The singers this time were part of my vocal group, the VF6, or VocalFederationSix, which this time was involving only 5 singers (out of which 2 were replacements). In this constellation I worked with singers I knew a bit better, but also with some new colleagues. The challenge of coaching them and discovering their diverse (musical) personalities and (musical) attitudes to different parts of the process was almost as if they were students I would have to coach. 

‘You just have more things you do, Georgi,

it will need more time until they all ripen and come together

- Katalin Schultz, singing teacher


Already then I saw that the singers don’t have enough time to study all the pieces, and many pieces are written again with a different aesthetic ideal. Having exciting ideas, but sometimes not really vocally written, or lacking preparation and knowledge from the composers’ side. Sometimes singers who are invited are doing for the first time modern music, and are thrown in the deep water.

My piece was for example way too difficult for the singers, who were my colleagues at school, and I worked together with all of them before, so I should have known their vocal and musical skills and characteristics the most.

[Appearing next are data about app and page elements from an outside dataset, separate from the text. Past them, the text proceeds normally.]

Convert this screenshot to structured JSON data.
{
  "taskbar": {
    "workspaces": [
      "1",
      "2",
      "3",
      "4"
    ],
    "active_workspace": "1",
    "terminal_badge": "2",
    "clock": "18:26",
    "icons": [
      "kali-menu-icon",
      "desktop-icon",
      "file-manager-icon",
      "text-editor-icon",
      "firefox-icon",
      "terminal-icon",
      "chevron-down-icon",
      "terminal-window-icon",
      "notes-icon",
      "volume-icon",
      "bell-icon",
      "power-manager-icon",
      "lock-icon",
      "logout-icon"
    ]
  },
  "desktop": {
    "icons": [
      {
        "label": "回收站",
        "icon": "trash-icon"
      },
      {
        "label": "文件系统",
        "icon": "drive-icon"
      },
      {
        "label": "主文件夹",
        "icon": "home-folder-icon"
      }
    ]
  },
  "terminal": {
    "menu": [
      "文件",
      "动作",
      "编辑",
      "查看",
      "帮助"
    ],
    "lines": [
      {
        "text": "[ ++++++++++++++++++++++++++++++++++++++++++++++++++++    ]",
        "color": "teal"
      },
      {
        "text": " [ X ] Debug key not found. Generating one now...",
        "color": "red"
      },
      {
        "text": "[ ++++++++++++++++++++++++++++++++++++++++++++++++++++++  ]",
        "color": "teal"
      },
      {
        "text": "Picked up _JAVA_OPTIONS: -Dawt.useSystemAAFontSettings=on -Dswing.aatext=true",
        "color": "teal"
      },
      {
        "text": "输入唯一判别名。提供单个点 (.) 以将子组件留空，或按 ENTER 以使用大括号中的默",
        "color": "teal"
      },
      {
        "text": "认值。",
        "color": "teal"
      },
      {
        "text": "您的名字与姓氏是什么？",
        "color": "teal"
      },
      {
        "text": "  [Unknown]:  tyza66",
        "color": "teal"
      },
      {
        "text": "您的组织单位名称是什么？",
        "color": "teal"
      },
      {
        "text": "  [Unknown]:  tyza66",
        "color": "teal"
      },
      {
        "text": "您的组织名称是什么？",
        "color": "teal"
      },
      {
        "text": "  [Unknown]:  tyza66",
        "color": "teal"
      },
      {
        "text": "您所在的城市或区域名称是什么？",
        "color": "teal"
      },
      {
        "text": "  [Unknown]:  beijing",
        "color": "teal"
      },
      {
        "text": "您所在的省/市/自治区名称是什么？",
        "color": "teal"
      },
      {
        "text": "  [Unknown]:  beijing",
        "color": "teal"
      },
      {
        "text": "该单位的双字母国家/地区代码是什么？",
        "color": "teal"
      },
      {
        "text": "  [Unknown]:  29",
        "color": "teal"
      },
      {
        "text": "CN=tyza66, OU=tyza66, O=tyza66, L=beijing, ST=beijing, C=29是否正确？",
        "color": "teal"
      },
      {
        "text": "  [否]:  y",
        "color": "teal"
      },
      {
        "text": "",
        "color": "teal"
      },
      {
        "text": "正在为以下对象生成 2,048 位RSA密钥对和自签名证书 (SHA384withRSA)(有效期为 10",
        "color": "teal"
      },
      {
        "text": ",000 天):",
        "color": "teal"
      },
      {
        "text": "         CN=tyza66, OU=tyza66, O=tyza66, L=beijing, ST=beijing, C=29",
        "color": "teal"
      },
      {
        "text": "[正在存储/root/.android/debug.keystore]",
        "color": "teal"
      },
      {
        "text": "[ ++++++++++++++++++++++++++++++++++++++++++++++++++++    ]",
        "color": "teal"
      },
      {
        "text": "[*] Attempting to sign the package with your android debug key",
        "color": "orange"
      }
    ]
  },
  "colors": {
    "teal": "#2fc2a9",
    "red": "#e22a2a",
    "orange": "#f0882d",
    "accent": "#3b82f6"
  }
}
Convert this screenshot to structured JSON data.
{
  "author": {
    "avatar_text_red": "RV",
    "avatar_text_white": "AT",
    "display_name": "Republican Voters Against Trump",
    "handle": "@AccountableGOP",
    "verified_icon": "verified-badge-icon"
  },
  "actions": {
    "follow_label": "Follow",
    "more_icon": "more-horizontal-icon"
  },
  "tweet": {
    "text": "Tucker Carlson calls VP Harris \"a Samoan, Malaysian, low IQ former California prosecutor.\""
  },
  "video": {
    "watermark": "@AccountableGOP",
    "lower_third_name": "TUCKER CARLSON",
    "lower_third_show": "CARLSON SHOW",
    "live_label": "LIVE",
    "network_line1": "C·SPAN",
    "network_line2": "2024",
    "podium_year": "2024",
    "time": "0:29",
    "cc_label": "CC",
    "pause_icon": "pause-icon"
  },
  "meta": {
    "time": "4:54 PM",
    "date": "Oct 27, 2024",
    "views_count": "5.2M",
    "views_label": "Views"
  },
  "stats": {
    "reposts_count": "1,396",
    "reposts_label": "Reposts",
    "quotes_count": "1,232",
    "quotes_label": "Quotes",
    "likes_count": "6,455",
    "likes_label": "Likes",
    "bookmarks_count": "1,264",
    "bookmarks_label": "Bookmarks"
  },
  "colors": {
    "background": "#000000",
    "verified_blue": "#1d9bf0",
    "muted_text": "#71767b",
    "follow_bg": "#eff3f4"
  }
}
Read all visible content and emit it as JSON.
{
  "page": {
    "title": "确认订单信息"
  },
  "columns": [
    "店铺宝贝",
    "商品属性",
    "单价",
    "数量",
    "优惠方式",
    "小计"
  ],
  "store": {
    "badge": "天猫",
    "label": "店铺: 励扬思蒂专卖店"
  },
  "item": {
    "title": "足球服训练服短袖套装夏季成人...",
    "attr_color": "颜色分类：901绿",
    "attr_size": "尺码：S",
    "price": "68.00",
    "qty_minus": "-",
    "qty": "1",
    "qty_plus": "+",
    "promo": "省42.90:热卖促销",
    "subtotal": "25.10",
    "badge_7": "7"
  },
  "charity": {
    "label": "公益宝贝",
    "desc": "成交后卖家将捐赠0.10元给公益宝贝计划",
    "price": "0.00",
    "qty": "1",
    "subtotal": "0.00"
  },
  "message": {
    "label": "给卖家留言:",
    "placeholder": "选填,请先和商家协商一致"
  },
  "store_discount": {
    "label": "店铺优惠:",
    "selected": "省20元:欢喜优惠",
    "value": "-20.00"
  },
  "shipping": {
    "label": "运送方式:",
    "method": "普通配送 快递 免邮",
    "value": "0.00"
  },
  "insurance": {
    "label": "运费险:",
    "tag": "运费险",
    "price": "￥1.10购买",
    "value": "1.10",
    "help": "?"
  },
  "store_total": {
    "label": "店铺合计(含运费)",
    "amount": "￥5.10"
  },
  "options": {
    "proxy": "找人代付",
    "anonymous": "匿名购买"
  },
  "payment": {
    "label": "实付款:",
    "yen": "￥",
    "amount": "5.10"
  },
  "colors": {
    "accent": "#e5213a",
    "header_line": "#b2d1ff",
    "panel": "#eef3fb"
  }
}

Yet, the density of the piece and the difficult solfege required was a complete mismatch with circumstances and the level of the singers.

In this sense, my piece was a failure in creating the right balance between the performers and the desired sound ideal.

My portrait photo from YCM 2015, Marije van den Berg

as a young composer

The cover page of 'Silesius etudes', the booklet I wrote for small warm-up exercises, that can be performed with aleatorics and group improvisation as concert pieces.

I used some of these to build the ensemble, and they served

in our final concert as connecting improvs in-between the composers' pieces. 

The pdf of the PowerPoint presentation

I used for my lecture 'The Voice for composers'

in Young Composers Meeting Apeldoorn, 2017

Helping as a vocal coach (scrolling)

-       Finding reference points in the full score for entrance notes, especially useful in cases where the ‘vocal score’ didn’t include a piano reduction or cue notes

-       Helping with analysis of full orchestral harmony or cleaning up a cappella sections, tuning special chords (different sound with different analysis of complex chords)

-       Intonating and tuning quartertones (for example in Vasileios Filippou's Swash and Elisabeth Angot’s Piece for 5 voices & ensemble)

-       Clarifying special effects (for example in Monika Szpyrka's Counting to Ten, and Szymon Stanisław Strzelec's Supereclipse)

-       Balance and colouring of voices, blending

-       usage of microphones, as part of the instrument (being tool of expression, realizing the correlation between the distance from the microphone and the voice production needed)

-       balance in amplification (only partly done by me, also with the help of Gerda)

-       Isolating cases of not properly notated rhythms, gestures, unclear usage of different note heads (for example in Szymon Stanisław Strzelec's Supereclipse)

-       Timing issues, in graphic/special notation (as in Jimena Maldonado’s Tidewater) or with difficult tempo or bar changes (Ryan Lindvelt's Morning)

-       Finding different subtext, half-staging, or characters of performing

(such as in Nina Fukuoka’s piece for solo soprano, the different cats in Piyawat Louilarpprasert's Cat’s Song, and the diversity of expressions and characters of even just the same word, as in the winning piece, Ali Can Puskulcu’s Malkovich)

-       Setting up priorities of parameters when there is too much information on many levels (Aya Yoshida's Singing in the rain, Harmon Roché van Tiddens's Ik verlang)



Receiving the TENSO Young Composers Award 2014, Copenhagen, an award for choral composing